If we recognize that our possessions are gifts from God that are meant to enhance his kingdom, we are holy. But if we cling to money and material wealth as if they are meant only for our own benefit, we’ve divided ourselves from God, because God’s Word emphasizes the importance of distributing to others a generous portion of everything we’ve received.

When acquiring wealth is a higher priority than distributing what we already have, God is not our master. This is true not only with material goods, but with everything else that is good, too.

We are all richly blessed one way or another: How readily to do use your riches for the benefit of others?Read More »

The Wealth of God’s Generosity
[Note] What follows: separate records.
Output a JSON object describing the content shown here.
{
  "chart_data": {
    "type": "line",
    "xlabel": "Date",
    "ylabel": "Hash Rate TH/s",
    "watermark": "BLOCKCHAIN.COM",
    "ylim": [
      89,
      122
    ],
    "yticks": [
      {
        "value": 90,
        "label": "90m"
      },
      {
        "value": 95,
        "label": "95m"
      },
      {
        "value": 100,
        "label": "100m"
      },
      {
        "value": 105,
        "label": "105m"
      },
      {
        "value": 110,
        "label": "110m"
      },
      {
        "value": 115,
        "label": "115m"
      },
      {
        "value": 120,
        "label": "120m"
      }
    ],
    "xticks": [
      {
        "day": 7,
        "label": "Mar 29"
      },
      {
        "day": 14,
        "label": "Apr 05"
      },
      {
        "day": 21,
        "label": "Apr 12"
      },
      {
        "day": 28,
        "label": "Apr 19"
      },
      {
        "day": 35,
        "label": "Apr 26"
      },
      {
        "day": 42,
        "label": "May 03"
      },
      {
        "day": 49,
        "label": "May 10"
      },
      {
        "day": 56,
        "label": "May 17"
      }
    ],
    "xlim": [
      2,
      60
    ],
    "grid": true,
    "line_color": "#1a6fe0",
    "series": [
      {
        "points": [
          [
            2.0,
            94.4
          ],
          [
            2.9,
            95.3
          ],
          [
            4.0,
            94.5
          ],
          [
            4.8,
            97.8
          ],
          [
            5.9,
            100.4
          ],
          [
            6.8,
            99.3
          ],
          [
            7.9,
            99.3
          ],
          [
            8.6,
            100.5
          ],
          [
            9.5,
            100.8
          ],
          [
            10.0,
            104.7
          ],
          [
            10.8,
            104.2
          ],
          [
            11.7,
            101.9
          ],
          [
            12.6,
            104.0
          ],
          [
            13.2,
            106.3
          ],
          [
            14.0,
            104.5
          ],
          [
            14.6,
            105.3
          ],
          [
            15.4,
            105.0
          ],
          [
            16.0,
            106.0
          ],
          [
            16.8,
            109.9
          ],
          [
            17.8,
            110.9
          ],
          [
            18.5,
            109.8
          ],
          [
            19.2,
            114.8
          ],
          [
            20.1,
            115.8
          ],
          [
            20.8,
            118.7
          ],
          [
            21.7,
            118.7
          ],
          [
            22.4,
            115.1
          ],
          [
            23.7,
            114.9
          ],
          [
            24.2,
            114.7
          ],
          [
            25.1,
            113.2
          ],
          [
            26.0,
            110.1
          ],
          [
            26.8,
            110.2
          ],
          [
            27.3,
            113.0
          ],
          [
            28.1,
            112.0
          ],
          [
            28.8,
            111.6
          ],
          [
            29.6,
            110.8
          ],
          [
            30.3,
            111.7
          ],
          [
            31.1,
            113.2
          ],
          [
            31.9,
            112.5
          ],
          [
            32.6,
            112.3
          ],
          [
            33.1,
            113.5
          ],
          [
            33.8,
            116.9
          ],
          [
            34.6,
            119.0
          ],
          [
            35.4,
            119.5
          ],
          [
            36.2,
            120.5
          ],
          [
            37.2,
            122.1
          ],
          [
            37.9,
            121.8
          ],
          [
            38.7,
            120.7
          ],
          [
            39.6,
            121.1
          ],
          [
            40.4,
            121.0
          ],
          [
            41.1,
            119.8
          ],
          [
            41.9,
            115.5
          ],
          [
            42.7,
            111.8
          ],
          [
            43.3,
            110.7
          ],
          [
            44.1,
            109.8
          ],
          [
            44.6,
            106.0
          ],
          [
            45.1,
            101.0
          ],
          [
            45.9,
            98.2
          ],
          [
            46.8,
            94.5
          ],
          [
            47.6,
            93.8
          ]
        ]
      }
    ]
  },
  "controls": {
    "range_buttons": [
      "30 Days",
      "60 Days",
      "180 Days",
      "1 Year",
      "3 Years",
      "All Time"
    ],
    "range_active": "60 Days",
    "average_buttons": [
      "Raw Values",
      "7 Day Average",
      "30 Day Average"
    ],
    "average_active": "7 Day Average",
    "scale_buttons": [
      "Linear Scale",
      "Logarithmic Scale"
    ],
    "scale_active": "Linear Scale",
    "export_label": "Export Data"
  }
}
When we understand God’s generosity, we realize how wealthy we truly are. Even if we have little money in the bank, our lives are rich in God — feeling protected and cared for by God, giving us an abundance of peace that gets us through trials and battles with wisdom and endurance.

God’s generosity also leads to material goods. Every material blessing we have comes from God. He delivers it to us through the talents and skills that he has given to us. Whatever we earn through our own efforts comes originally from God’s efforts. God is the source of everything that’s good in our lives.

However, there’s always a purpose that’s bigger than us. Everything from God is meant to bless others, too. We are channels of God’s generosity.

Whatever we have that we refuse to share becomes the cause of sin. We succumb to selfishness, which is akin to greed. The problem with greed is that it hurts others by denying them what God wants to share with them.

What makes us vulnerable to this sin? Self-reliance. It comes from thinking that we can rely solely on ourselves and on our own resources instead of partnering with God in generosity. Even when we recognize that God has been generous with us, self-reliance says that we are responsible for preventing the poverty of giving it away to others.Read More »